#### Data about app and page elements
== Segment start ==

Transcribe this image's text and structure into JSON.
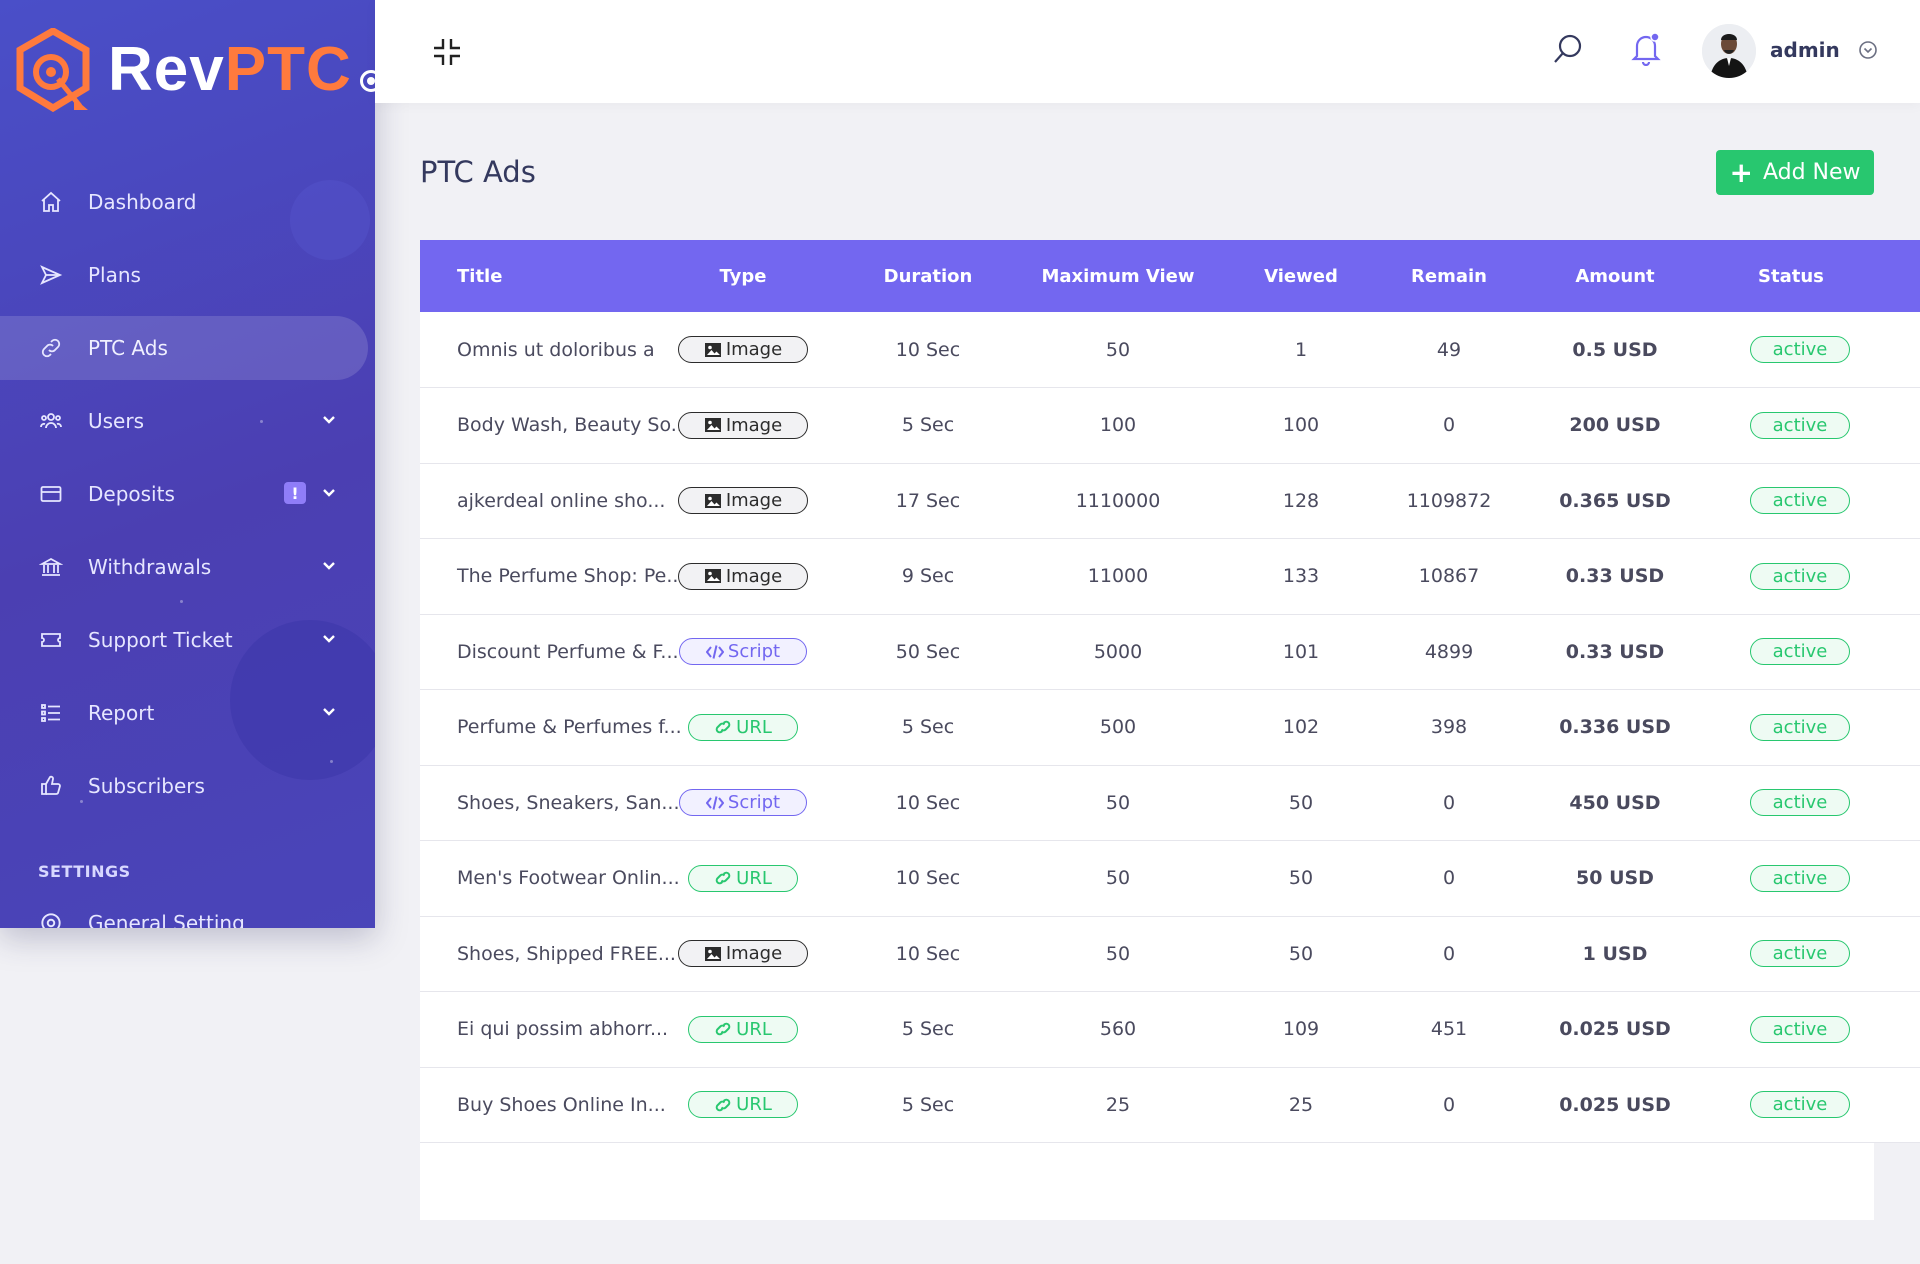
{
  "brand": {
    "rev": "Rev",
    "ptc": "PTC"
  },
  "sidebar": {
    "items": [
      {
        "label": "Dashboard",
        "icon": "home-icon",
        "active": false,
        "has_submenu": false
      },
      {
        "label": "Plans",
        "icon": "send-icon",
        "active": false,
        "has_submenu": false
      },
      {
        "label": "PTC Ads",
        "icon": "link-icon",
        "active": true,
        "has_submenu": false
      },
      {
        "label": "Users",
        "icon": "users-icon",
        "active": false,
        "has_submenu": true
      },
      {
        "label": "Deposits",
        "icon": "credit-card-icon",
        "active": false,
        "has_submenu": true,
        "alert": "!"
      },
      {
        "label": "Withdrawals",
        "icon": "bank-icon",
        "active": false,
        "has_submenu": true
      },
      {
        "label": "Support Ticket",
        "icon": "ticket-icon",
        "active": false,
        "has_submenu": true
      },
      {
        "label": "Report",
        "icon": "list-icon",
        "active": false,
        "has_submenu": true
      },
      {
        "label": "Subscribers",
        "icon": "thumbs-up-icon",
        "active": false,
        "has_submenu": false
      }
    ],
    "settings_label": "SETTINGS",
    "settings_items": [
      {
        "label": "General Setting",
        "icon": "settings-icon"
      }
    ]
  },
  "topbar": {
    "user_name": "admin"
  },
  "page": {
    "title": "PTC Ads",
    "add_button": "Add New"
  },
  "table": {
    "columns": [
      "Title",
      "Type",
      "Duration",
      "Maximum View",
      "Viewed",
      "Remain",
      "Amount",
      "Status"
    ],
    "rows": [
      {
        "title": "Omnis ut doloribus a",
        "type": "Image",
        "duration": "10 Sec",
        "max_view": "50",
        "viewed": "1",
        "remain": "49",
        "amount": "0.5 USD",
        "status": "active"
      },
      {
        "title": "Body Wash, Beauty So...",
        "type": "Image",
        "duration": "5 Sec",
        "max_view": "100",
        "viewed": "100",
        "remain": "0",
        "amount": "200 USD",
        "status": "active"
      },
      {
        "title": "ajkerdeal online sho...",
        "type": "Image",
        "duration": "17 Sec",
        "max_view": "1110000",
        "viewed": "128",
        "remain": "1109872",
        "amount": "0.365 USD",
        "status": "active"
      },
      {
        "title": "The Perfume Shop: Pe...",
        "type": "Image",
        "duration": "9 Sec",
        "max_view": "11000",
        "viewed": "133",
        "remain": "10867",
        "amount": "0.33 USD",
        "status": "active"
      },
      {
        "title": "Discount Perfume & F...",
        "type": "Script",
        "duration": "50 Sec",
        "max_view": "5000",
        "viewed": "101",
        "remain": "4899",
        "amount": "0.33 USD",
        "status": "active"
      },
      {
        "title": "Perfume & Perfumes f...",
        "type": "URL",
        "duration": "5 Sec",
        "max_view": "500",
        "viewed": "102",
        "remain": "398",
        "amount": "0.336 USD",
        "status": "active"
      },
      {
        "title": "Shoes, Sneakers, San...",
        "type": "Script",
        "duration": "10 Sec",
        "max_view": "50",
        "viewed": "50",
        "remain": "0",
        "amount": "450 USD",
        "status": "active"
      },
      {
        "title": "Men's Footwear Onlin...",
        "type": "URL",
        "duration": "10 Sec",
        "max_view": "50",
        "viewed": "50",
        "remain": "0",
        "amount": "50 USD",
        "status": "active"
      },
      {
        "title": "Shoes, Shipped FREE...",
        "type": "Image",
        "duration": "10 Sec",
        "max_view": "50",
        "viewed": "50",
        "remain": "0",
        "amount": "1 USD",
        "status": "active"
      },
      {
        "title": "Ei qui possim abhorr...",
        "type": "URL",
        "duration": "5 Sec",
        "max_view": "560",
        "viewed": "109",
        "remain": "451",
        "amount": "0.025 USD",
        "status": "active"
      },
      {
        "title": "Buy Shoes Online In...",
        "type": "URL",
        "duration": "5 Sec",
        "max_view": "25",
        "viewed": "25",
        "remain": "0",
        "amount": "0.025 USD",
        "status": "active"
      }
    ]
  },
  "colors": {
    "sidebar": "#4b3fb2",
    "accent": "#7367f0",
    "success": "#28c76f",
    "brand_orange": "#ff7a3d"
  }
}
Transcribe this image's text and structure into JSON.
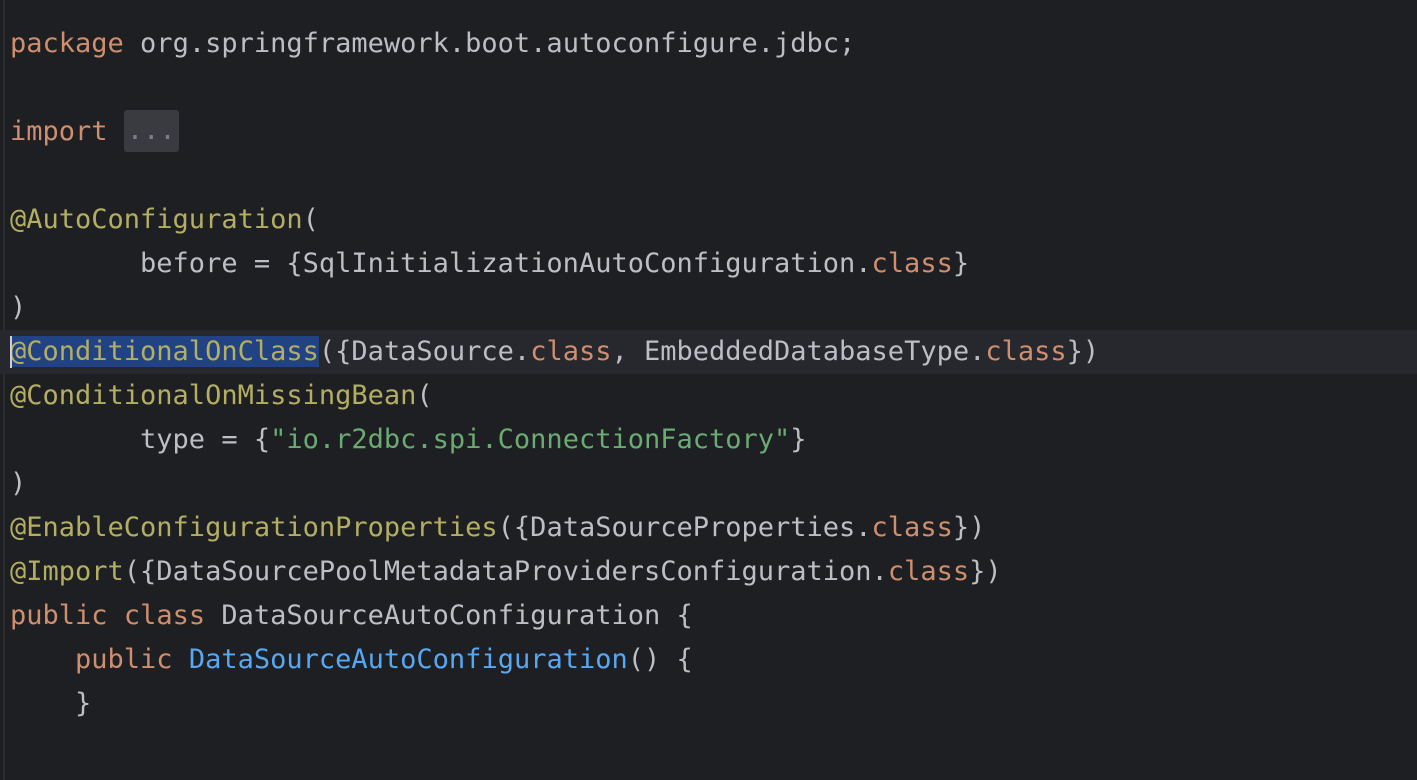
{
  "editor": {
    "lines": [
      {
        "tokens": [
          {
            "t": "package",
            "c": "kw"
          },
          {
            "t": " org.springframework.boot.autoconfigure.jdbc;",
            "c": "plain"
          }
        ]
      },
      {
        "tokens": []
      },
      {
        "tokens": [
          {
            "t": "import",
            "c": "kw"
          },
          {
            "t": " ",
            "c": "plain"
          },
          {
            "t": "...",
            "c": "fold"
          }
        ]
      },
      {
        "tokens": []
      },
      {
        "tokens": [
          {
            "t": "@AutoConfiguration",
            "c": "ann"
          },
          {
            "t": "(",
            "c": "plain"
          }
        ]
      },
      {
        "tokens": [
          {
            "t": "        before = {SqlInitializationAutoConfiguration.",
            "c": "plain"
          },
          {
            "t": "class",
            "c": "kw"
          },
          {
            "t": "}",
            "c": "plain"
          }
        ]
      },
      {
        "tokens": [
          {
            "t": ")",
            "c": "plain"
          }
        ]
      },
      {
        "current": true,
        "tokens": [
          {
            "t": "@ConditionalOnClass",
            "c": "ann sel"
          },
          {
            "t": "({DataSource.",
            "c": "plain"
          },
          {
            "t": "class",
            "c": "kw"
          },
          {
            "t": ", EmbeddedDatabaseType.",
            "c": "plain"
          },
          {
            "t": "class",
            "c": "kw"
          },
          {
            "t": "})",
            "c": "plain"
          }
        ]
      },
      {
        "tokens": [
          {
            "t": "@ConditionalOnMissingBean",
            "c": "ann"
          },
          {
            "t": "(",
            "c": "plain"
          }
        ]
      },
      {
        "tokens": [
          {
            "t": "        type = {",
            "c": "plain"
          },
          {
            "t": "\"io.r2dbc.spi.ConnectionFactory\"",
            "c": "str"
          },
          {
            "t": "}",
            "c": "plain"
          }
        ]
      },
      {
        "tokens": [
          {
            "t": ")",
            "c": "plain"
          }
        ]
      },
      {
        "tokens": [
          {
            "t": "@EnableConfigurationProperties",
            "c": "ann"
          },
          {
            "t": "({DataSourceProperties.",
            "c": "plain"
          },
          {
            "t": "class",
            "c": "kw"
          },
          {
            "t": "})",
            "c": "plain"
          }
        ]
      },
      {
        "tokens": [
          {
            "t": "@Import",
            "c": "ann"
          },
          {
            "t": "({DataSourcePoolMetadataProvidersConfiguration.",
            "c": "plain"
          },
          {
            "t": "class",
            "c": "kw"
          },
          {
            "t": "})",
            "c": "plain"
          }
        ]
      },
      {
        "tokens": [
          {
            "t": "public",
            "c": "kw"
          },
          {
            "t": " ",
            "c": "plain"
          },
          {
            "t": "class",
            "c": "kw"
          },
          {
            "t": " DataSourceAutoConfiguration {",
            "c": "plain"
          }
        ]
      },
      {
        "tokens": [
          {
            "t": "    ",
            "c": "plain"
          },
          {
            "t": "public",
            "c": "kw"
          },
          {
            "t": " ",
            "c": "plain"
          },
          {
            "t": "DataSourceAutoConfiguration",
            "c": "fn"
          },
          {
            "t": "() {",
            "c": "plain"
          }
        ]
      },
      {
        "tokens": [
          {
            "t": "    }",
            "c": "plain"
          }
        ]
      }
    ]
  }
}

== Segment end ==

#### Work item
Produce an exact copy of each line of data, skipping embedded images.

#### Completed task
Transcribe this image's text and structure into JSON.
{
  "brand": {
    "rev": "Rev",
    "ptc": "PTC"
  },
  "sidebar": {
    "items": [
      {
        "label": "Dashboard",
        "icon": "home-icon",
        "active": false,
        "has_submenu": false
      },
      {
        "label": "Plans",
        "icon": "send-icon",
        "active": false,
        "has_submenu": false
      },
      {
        "label": "PTC Ads",
        "icon": "link-icon",
        "active": true,
        "has_submenu": false
      },
      {
        "label": "Users",
        "icon": "users-icon",
        "active": false,
        "has_submenu": true
      },
      {
        "label": "Deposits",
        "icon": "credit-card-icon",
        "active": false,
        "has_submenu": true,
        "alert": "!"
      },
      {
        "label": "Withdrawals",
        "icon": "bank-icon",
        "active": false,
        "has_submenu": true
      },
      {
        "label": "Support Ticket",
        "icon": "ticket-icon",
        "active": false,
        "has_submenu": true
      },
      {
        "label": "Report",
        "icon": "list-icon",
        "active": false,
        "has_submenu": true
      },
      {
        "label": "Subscribers",
        "icon": "thumbs-up-icon",
        "active": false,
        "has_submenu": false
      }
    ],
    "settings_label": "SETTINGS",
    "settings_items": [
      {
        "label": "General Setting",
        "icon": "settings-icon"
      }
    ]
  },
  "topbar": {
    "user_name": "admin"
  },
  "page": {
    "title": "PTC Ads",
    "add_button": "Add New"
  },
  "table": {
    "columns": [
      "Title",
      "Type",
      "Duration",
      "Maximum View",
      "Viewed",
      "Remain",
      "Amount",
      "Status"
    ],
    "rows": [
      {
        "title": "Omnis ut doloribus a",
        "type": "Image",
        "duration": "10 Sec",
        "max_view": "50",
        "viewed": "1",
        "remain": "49",
        "amount": "0.5 USD",
        "status": "active"
      },
      {
        "title": "Body Wash, Beauty So...",
        "type": "Image",
        "duration": "5 Sec",
        "max_view": "100",
        "viewed": "100",
        "remain": "0",
        "amount": "200 USD",
        "status": "active"
      },
      {
        "title": "ajkerdeal online sho...",
        "type": "Image",
        "duration": "17 Sec",
        "max_view": "1110000",
        "viewed": "128",
        "remain": "1109872",
        "amount": "0.365 USD",
        "status": "active"
      },
      {
        "title": "The Perfume Shop: Pe...",
        "type": "Image",
        "duration": "9 Sec",
        "max_view": "11000",
        "viewed": "133",
        "remain": "10867",
        "amount": "0.33 USD",
        "status": "active"
      },
      {
        "title": "Discount Perfume & F...",
        "type": "Script",
        "duration": "50 Sec",
        "max_view": "5000",
        "viewed": "101",
        "remain": "4899",
        "amount": "0.33 USD",
        "status": "active"
      },
      {
        "title": "Perfume & Perfumes f...",
        "type": "URL",
        "duration": "5 Sec",
        "max_view": "500",
        "viewed": "102",
        "remain": "398",
        "amount": "0.336 USD",
        "status": "active"
      },
      {
        "title": "Shoes, Sneakers, San...",
        "type": "Script",
        "duration": "10 Sec",
        "max_view": "50",
        "viewed": "50",
        "remain": "0",
        "amount": "450 USD",
        "status": "active"
      },
      {
        "title": "Men's Footwear Onlin...",
        "type": "URL",
        "duration": "10 Sec",
        "max_view": "50",
        "viewed": "50",
        "remain": "0",
        "amount": "50 USD",
        "status": "active"
      },
      {
        "title": "Shoes, Shipped FREE...",
        "type": "Image",
        "duration": "10 Sec",
        "max_view": "50",
        "viewed": "50",
        "remain": "0",
        "amount": "1 USD",
        "status": "active"
      },
      {
        "title": "Ei qui possim abhorr...",
        "type": "URL",
        "duration": "5 Sec",
        "max_view": "560",
        "viewed": "109",
        "remain": "451",
        "amount": "0.025 USD",
        "status": "active"
      },
      {
        "title": "Buy Shoes Online In...",
        "type": "URL",
        "duration": "5 Sec",
        "max_view": "25",
        "viewed": "25",
        "remain": "0",
        "amount": "0.025 USD",
        "status": "active"
      }
    ]
  },
  "colors": {
    "sidebar": "#4b3fb2",
    "accent": "#7367f0",
    "success": "#28c76f",
    "brand_orange": "#ff7a3d"
  }
}
Transcribe this image's text and structure into JSON.
{
  "editor": {
    "lines": [
      {
        "tokens": [
          {
            "t": "package",
            "c": "kw"
          },
          {
            "t": " org.springframework.boot.autoconfigure.jdbc;",
            "c": "plain"
          }
        ]
      },
      {
        "tokens": []
      },
      {
        "tokens": [
          {
            "t": "import",
            "c": "kw"
          },
          {
            "t": " ",
            "c": "plain"
          },
          {
            "t": "...",
            "c": "fold"
          }
        ]
      },
      {
        "tokens": []
      },
      {
        "tokens": [
          {
            "t": "@AutoConfiguration",
            "c": "ann"
          },
          {
            "t": "(",
            "c": "plain"
          }
        ]
      },
      {
        "tokens": [
          {
            "t": "        before = {SqlInitializationAutoConfiguration.",
            "c": "plain"
          },
          {
            "t": "class",
            "c": "kw"
          },
          {
            "t": "}",
            "c": "plain"
          }
        ]
      },
      {
        "tokens": [
          {
            "t": ")",
            "c": "plain"
          }
        ]
      },
      {
        "current": true,
        "tokens": [
          {
            "t": "@ConditionalOnClass",
            "c": "ann sel"
          },
          {
            "t": "({DataSource.",
            "c": "plain"
          },
          {
            "t": "class",
            "c": "kw"
          },
          {
            "t": ", EmbeddedDatabaseType.",
            "c": "plain"
          },
          {
            "t": "class",
            "c": "kw"
          },
          {
            "t": "})",
            "c": "plain"
          }
        ]
      },
      {
        "tokens": [
          {
            "t": "@ConditionalOnMissingBean",
            "c": "ann"
          },
          {
            "t": "(",
            "c": "plain"
          }
        ]
      },
      {
        "tokens": [
          {
            "t": "        type = {",
            "c": "plain"
          },
          {
            "t": "\"io.r2dbc.spi.ConnectionFactory\"",
            "c": "str"
          },
          {
            "t": "}",
            "c": "plain"
          }
        ]
      },
      {
        "tokens": [
          {
            "t": ")",
            "c": "plain"
          }
        ]
      },
      {
        "tokens": [
          {
            "t": "@EnableConfigurationProperties",
            "c": "ann"
          },
          {
            "t": "({DataSourceProperties.",
            "c": "plain"
          },
          {
            "t": "class",
            "c": "kw"
          },
          {
            "t": "})",
            "c": "plain"
          }
        ]
      },
      {
        "tokens": [
          {
            "t": "@Import",
            "c": "ann"
          },
          {
            "t": "({DataSourcePoolMetadataProvidersConfiguration.",
            "c": "plain"
          },
          {
            "t": "class",
            "c": "kw"
          },
          {
            "t": "})",
            "c": "plain"
          }
        ]
      },
      {
        "tokens": [
          {
            "t": "public",
            "c": "kw"
          },
          {
            "t": " ",
            "c": "plain"
          },
          {
            "t": "class",
            "c": "kw"
          },
          {
            "t": " DataSourceAutoConfiguration {",
            "c": "plain"
          }
        ]
      },
      {
        "tokens": [
          {
            "t": "    ",
            "c": "plain"
          },
          {
            "t": "public",
            "c": "kw"
          },
          {
            "t": " ",
            "c": "plain"
          },
          {
            "t": "DataSourceAutoConfiguration",
            "c": "fn"
          },
          {
            "t": "() {",
            "c": "plain"
          }
        ]
      },
      {
        "tokens": [
          {
            "t": "    }",
            "c": "plain"
          }
        ]
      }
    ]
  }
}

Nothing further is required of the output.